The Joseph Group

Tuesdays with Morrie 25 Years Later

September 30, 2022

To Inspire:

Mitch Albom and Morrie Schwartz hold hands on Oct. 3, 1995.

 

You probably know how much we love books here at The Joseph Group, and the classic “Tuesdays with Morrie” is one of the many books you can find on our office shelves. This year marks the 25th anniversary of the Mitch Albom book about his conversations with his former university professor and its lessons hold up. 

That retired professor, Morrie Schwartz, was dying of ALS. While sportswriter Mitch Albom had been close with Morrie while in school and promised he would stay in touch, he did not. A mid-1990s “Nightline” program featuring Morrie prompted Mitch to get back in touch. He started visiting Morrie every Tuesday, continuing until Morrie died. Mitch wanted to write a book to raise money to pay Morrie’s medical bills and “Tuesdays with Morrie” was born. Half of the royalties still go to Morrie’s family.

The book has sold more than 18 million copies, making it one of the top selling memoirs of all time. There’s a stage play that has been produced around the world, and there’s the 1999 movie starring Jack Lemmon as Morrie and Hank Azaria as Mitch.  

Of the book’s success, Mitch says, “Well, I’ve learned that the appeal of ‘Tuesdays with Morrie’ isn’t my writing. It’s the story of a younger person who’s a little lost and an older person who’s about to leave the world who says: ‘Let me tell you what I’ve learned.’ Almost everybody can find themselves in one of those two characters.” 

With the ongoing success of the book, Mitch has become engaged in charitable work and has nine charitable organizations in Detroit and an orphanage in Port-au-Prince, Haiti. He says that is completely due to Morrie, “Morrie told me an aphorism about ‘Giving is living,’ because I watched him always helping other people while he was dying. And I said, ‘I don’t get it. You’re the one who they should be feeling sorry for.’ And he said, ‘Because that’s taking. And taking makes me feel like I’m dying and giving makes me feel like I’m living.’” 

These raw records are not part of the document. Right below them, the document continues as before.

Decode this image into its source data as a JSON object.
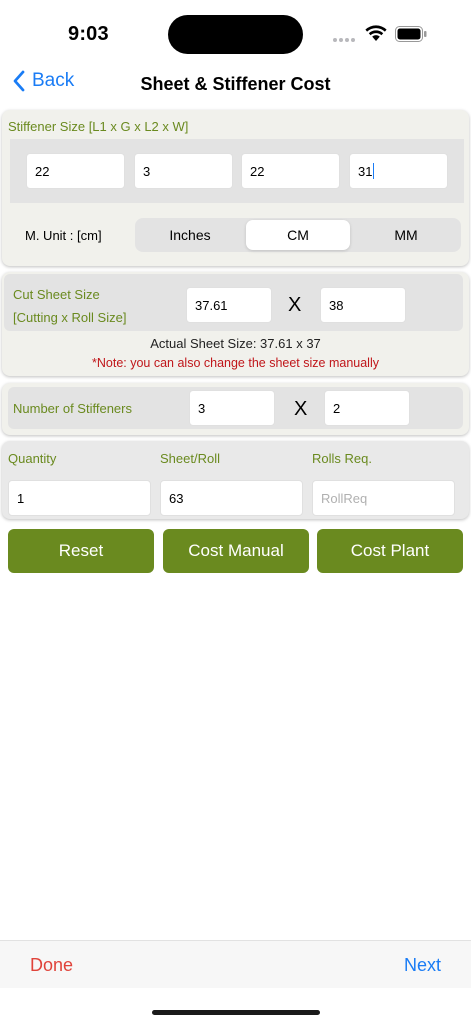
{
  "status": {
    "time": "9:03"
  },
  "nav": {
    "back_label": "Back",
    "title": "Sheet & Stiffener Cost"
  },
  "stiffener": {
    "label": "Stiffener Size [L1 x G x L2 x W]",
    "values": [
      "22",
      "3",
      "22",
      "31"
    ]
  },
  "unit": {
    "label": "M. Unit : [cm]",
    "options": [
      "Inches",
      "CM",
      "MM"
    ],
    "selected": "CM"
  },
  "cut_sheet": {
    "label_line1": "Cut Sheet Size",
    "label_line2": "[Cutting x Roll Size]",
    "cutting": "37.61",
    "separator": "X",
    "roll": "38",
    "actual": "Actual Sheet Size: 37.61 x 37",
    "note": "*Note: you can also change the sheet size manually"
  },
  "stiffeners_count": {
    "label": "Number of Stiffeners",
    "a": "3",
    "separator": "X",
    "b": "2"
  },
  "quantity": {
    "qty_label": "Quantity",
    "qty_value": "1",
    "sheet_label": "Sheet/Roll",
    "sheet_value": "63",
    "rolls_label": "Rolls Req.",
    "rolls_placeholder": "RollReq"
  },
  "buttons": {
    "reset": "Reset",
    "cost_manual": "Cost Manual",
    "cost_plant": "Cost Plant"
  },
  "bottom": {
    "done": "Done",
    "next": "Next"
  },
  "colors": {
    "accent": "#6a8a1f",
    "link": "#1a7cf5",
    "danger": "#e0433a",
    "note": "#c0161a"
  }
}
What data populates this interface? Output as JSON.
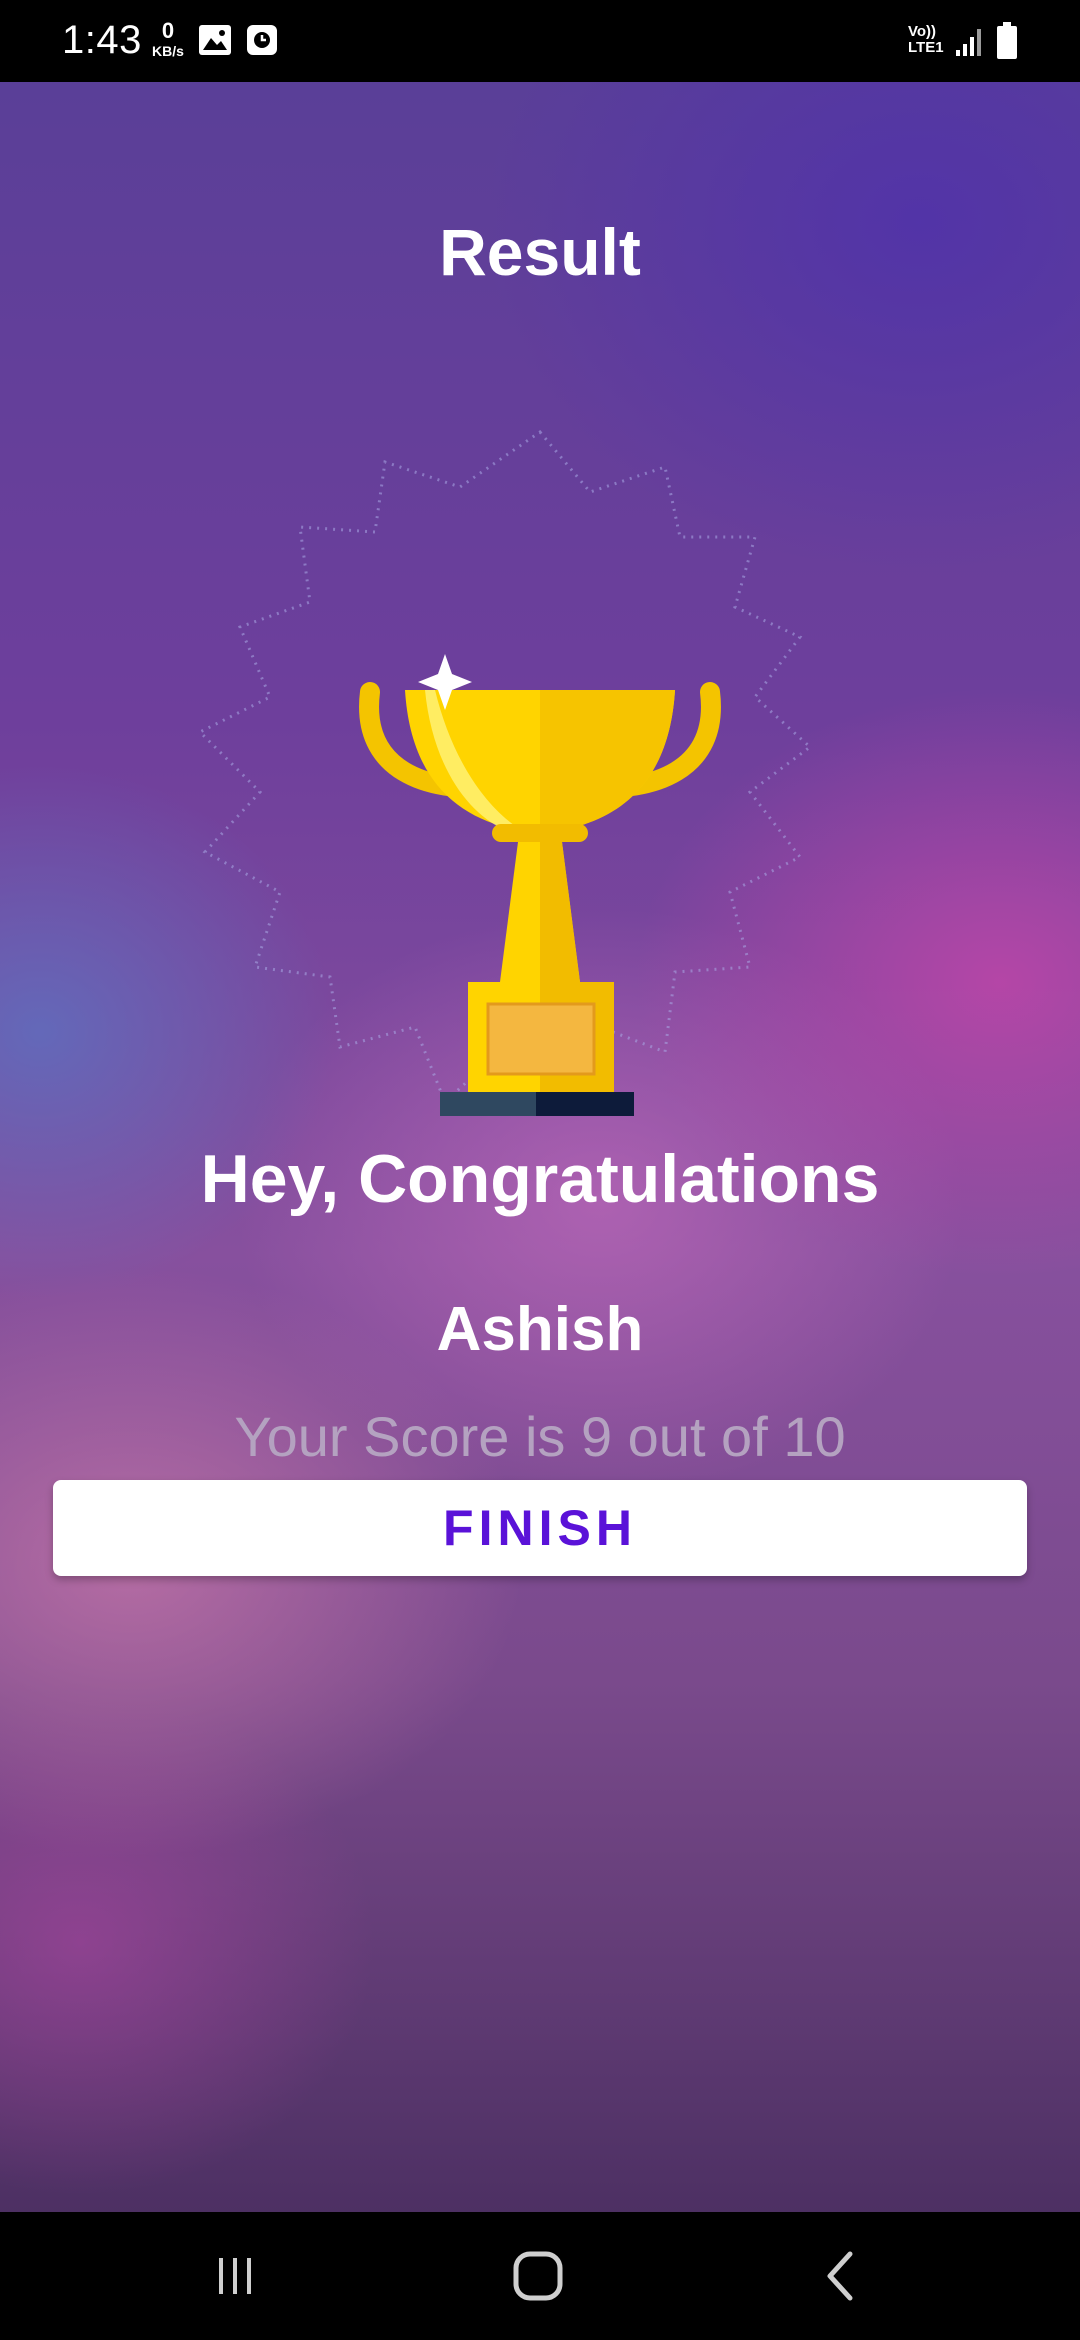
{
  "status_bar": {
    "time": "1:43",
    "net_speed_value": "0",
    "net_speed_unit": "KB/s",
    "network_label_top": "Vo))",
    "network_label_bottom": "LTE1",
    "icons": [
      "gallery-icon",
      "clock-icon",
      "signal-icon",
      "battery-icon"
    ]
  },
  "screen": {
    "title": "Result",
    "congrats_text": "Hey, Congratulations",
    "user_name": "Ashish",
    "score_text": "Your Score is 9 out of 10",
    "finish_button_label": "FINISH",
    "illustration": "trophy-icon"
  },
  "nav_bar": {
    "buttons": [
      "recents-icon",
      "home-icon",
      "back-icon"
    ]
  },
  "colors": {
    "button_text": "#5a12d8",
    "button_background": "#ffffff",
    "score_text": "#b4a2c0",
    "trophy_gold": "#ffd400"
  }
}
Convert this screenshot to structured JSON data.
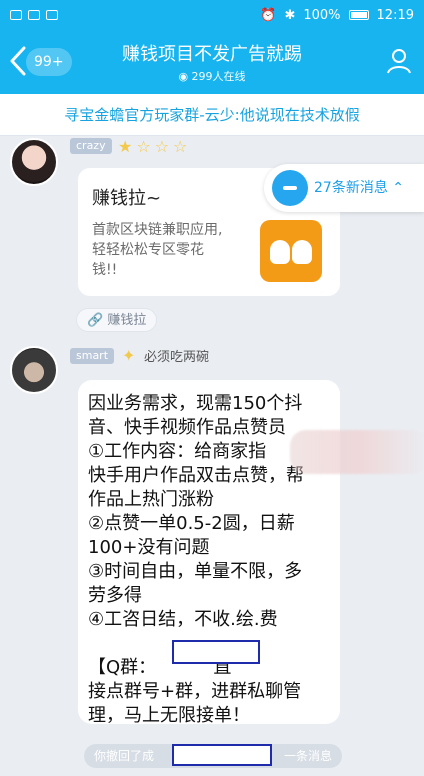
{
  "statusbar": {
    "battery": "100%",
    "time": "12:19"
  },
  "header": {
    "badge": "99+",
    "title": "赚钱项目不发广告就踢",
    "online_count": "299人在线"
  },
  "notice": "寻宝金蟾官方玩家群-云少:他说现在技术放假",
  "messages": [
    {
      "sender": "crazy",
      "card": {
        "title": "赚钱拉~",
        "desc": "首款区块链兼职应用,\n轻轻松松专区零花\n钱!!"
      },
      "link_chip": "赚钱拉"
    },
    {
      "sender": "smart",
      "subtitle": "必须吃两碗",
      "text": "因业务需求，现需150个抖\n音、快手视频作品点赞员\n①工作内容：给商家指\n快手用户作品双击点赞，帮\n作品上热门涨粉\n②点赞一单0.5-2圆，日薪\n100+没有问题\n③时间自由，单量不限，多\n劳多得\n④工咨日结，不收.绘.费\n\n【Q群：          直\n接点群号+群，进群私聊管\n理，马上无限接单！"
    }
  ],
  "floating": {
    "label": "27条新消息"
  },
  "system_note": {
    "left": "你撤回了成",
    "right": "一条消息"
  },
  "colors": {
    "header_bg": "#18b4f0",
    "notice_text": "#17a3df",
    "accent": "#1e9ee6"
  }
}
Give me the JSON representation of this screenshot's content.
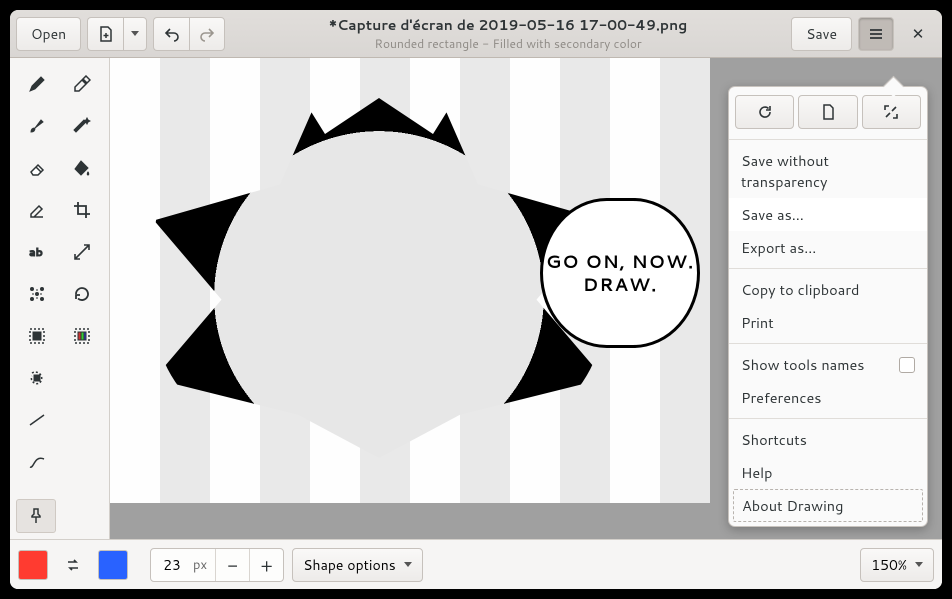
{
  "header": {
    "open": "Open",
    "title": "*Capture d'écran de 2019-05-16 17-00-49.png",
    "subtitle": "Rounded rectangle - Filled with secondary color",
    "save": "Save"
  },
  "speech": "GO ON, NOW. DRAW.",
  "bottom": {
    "primary": "#ff3b30",
    "secondary": "#2962ff",
    "size": "23",
    "unit": "px",
    "shape_options": "Shape options",
    "zoom": "150%"
  },
  "menu": {
    "save_no_alpha": "Save without transparency",
    "save_as": "Save as…",
    "export_as": "Export as…",
    "copy": "Copy to clipboard",
    "print": "Print",
    "show_names": "Show tools names",
    "prefs": "Preferences",
    "shortcuts": "Shortcuts",
    "help": "Help",
    "about": "About Drawing"
  }
}
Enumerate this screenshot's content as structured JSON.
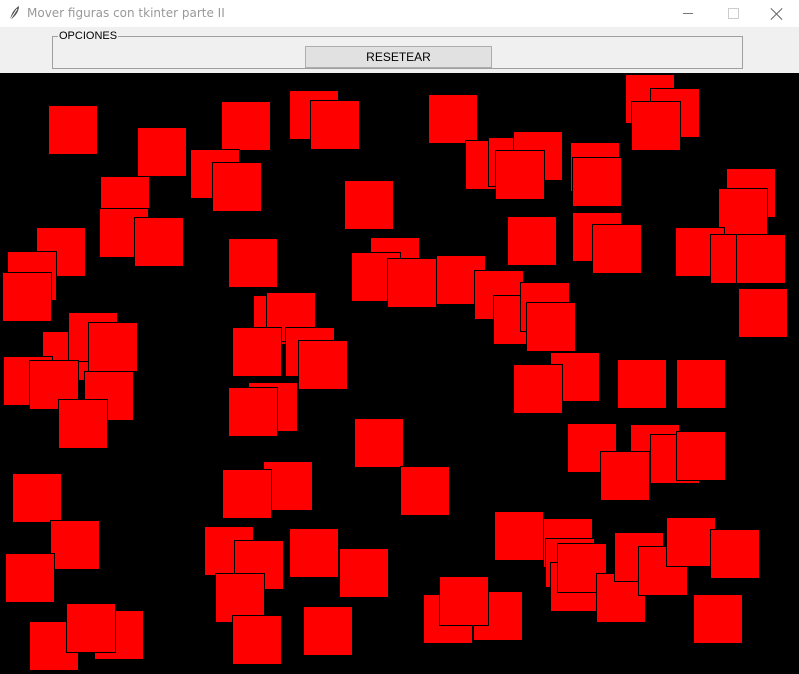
{
  "window": {
    "title": "Mover figuras con tkinter parte II",
    "icon": "feather-icon"
  },
  "options": {
    "group_label": "OPCIONES",
    "reset_label": "RESETEAR"
  },
  "canvas": {
    "background": "#000000",
    "shape_color": "#ff0000",
    "shape_outline": "#000000",
    "shape_type": "square"
  }
}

The book is full of amazing quotes and lessons, here are my top three:

On Living a Meaningful Life 

  • “So many people walk around with a meaningless life. They seem half-asleep, even when they’re busy doing things they think are important. This is because they’re chasing the wrong things. The way you get meaning in your life is to devote yourself to loving others. Devote yourself to your community around you and devote yourself to creating something that gives you purpose and meaning.” 

On Doing Things Whole-heartedly  

  • Do the kinds of things that come from the heart. When you do, you won’t be dissatisfied. You won’t be envious, and you won’t be longing for somebody else’s things. On the contrary, you’ll be overwhelmed with what comes back.” 

On Living Your Life as If Each Day Is Your Last 

  • “Every day, have a little bird on your shoulder that asks, ‘Is today the day? Am I ready? Am I doing all I need to do? Am I the person I want to be?’” 

The subtitle of “Tuesdays with Morrie” is “an old man, a young man, and life’s greatest lesson.” So what is the greatest lesson? According to Morrie, “The most important thing in life is to learn how to give out love and how to let it come in.” What an incredible lesson.

If you’ve never read the book, give it a try. It’s a short and easy, but very meaningful read. If you read it years ago, it might time to revisit – or loan your copy to a friend! Morrie’s lessons are as meaningful today as when he shared them.    

 

 

 

 

Written by Michelle O’Brien, Manager of Marketing & Communications